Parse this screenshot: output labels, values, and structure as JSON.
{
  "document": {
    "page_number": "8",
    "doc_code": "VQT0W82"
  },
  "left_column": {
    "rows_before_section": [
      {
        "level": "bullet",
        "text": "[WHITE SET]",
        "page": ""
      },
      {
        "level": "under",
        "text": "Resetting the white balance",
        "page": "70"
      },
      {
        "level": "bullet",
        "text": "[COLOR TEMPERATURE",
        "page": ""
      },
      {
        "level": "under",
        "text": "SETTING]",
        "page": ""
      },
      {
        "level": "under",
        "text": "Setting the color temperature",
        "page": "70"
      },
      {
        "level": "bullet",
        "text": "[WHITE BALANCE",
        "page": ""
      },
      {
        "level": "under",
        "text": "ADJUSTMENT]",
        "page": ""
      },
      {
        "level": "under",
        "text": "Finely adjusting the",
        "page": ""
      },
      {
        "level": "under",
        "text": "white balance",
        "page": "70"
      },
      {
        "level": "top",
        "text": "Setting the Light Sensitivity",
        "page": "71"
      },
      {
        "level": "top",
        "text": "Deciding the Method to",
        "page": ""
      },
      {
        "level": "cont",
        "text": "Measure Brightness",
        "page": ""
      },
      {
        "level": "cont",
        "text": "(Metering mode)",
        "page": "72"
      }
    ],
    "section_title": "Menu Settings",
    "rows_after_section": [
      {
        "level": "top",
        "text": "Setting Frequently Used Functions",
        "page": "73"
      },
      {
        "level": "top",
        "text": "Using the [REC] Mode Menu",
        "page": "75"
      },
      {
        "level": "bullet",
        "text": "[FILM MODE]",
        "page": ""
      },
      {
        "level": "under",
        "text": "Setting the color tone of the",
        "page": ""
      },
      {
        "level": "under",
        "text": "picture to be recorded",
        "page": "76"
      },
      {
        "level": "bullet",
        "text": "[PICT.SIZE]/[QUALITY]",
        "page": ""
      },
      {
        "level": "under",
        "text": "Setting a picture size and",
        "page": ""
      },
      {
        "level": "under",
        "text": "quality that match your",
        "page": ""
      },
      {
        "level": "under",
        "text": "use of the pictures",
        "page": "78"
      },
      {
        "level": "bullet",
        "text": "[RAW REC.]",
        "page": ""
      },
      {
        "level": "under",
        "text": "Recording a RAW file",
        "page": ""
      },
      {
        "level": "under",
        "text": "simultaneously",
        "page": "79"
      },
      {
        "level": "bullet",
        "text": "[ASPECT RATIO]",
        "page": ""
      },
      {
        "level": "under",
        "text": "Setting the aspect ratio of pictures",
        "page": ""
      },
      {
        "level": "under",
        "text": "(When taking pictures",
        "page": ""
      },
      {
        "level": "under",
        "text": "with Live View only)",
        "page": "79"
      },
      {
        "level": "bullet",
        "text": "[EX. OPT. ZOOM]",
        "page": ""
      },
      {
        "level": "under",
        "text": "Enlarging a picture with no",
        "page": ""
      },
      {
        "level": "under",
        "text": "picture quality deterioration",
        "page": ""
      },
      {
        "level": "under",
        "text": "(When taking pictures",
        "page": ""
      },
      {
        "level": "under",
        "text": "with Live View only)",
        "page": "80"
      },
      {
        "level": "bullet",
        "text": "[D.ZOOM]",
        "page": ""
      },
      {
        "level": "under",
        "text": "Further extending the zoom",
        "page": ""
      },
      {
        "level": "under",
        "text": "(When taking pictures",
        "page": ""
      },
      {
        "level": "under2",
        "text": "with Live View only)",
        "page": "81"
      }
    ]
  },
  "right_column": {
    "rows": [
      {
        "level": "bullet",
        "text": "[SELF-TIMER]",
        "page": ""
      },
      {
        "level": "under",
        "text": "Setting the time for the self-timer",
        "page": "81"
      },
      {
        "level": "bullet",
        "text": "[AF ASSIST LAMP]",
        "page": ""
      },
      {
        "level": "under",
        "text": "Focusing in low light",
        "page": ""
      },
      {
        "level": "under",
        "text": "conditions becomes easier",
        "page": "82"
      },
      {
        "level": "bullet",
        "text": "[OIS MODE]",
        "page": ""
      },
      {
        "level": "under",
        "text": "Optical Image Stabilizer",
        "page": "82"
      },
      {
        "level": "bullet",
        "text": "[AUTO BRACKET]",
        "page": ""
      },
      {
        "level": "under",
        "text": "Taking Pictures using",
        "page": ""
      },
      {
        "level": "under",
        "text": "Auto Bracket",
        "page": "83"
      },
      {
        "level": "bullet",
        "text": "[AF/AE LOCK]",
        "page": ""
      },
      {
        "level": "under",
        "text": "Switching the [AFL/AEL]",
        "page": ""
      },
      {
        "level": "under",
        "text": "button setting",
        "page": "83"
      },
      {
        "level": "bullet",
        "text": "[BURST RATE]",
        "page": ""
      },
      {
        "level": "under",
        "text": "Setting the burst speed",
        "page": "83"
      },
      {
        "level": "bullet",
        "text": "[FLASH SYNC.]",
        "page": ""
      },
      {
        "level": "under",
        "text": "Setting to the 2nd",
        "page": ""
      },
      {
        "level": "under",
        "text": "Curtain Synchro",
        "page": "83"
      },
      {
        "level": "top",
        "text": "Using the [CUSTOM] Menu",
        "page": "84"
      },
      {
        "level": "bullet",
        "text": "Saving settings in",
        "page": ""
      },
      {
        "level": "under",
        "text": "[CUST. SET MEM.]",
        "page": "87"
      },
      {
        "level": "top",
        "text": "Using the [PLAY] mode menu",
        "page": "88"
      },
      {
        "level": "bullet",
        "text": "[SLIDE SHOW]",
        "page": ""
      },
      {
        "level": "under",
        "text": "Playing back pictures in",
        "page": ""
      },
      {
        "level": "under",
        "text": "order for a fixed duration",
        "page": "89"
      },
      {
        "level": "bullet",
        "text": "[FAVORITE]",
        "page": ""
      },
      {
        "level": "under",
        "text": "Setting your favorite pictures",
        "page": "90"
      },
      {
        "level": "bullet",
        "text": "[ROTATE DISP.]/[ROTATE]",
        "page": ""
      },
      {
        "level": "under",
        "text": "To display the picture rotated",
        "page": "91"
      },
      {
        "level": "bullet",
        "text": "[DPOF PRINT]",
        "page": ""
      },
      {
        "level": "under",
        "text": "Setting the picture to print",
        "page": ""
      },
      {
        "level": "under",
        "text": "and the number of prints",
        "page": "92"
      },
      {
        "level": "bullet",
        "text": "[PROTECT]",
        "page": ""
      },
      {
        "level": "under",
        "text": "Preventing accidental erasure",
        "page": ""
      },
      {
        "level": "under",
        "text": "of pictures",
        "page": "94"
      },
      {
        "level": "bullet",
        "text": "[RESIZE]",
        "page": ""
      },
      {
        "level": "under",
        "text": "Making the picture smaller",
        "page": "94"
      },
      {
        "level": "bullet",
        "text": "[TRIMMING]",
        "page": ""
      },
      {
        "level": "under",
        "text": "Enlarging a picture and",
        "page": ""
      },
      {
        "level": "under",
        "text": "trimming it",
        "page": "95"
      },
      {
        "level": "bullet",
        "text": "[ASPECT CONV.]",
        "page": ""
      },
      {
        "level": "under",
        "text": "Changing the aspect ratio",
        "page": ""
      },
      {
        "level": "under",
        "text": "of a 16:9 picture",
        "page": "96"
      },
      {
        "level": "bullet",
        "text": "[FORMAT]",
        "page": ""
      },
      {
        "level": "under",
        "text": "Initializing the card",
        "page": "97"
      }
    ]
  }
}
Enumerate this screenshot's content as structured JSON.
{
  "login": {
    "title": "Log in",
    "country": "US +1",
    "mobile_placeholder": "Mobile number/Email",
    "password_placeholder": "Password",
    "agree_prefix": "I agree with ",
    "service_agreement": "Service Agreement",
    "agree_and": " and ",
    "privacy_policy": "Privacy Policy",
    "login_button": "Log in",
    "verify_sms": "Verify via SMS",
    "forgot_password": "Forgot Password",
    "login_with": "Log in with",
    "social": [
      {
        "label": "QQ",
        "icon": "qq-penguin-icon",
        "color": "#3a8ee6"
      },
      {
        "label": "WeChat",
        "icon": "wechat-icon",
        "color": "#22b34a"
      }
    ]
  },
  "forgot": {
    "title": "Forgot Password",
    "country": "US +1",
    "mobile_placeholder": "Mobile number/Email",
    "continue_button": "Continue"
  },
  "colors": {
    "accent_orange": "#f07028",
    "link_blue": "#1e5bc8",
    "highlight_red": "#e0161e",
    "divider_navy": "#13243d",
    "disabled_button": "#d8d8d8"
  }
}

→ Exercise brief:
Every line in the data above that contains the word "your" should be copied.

→ Task output:
        "text": "quality that match your",
        "text": "Setting your favorite pictures",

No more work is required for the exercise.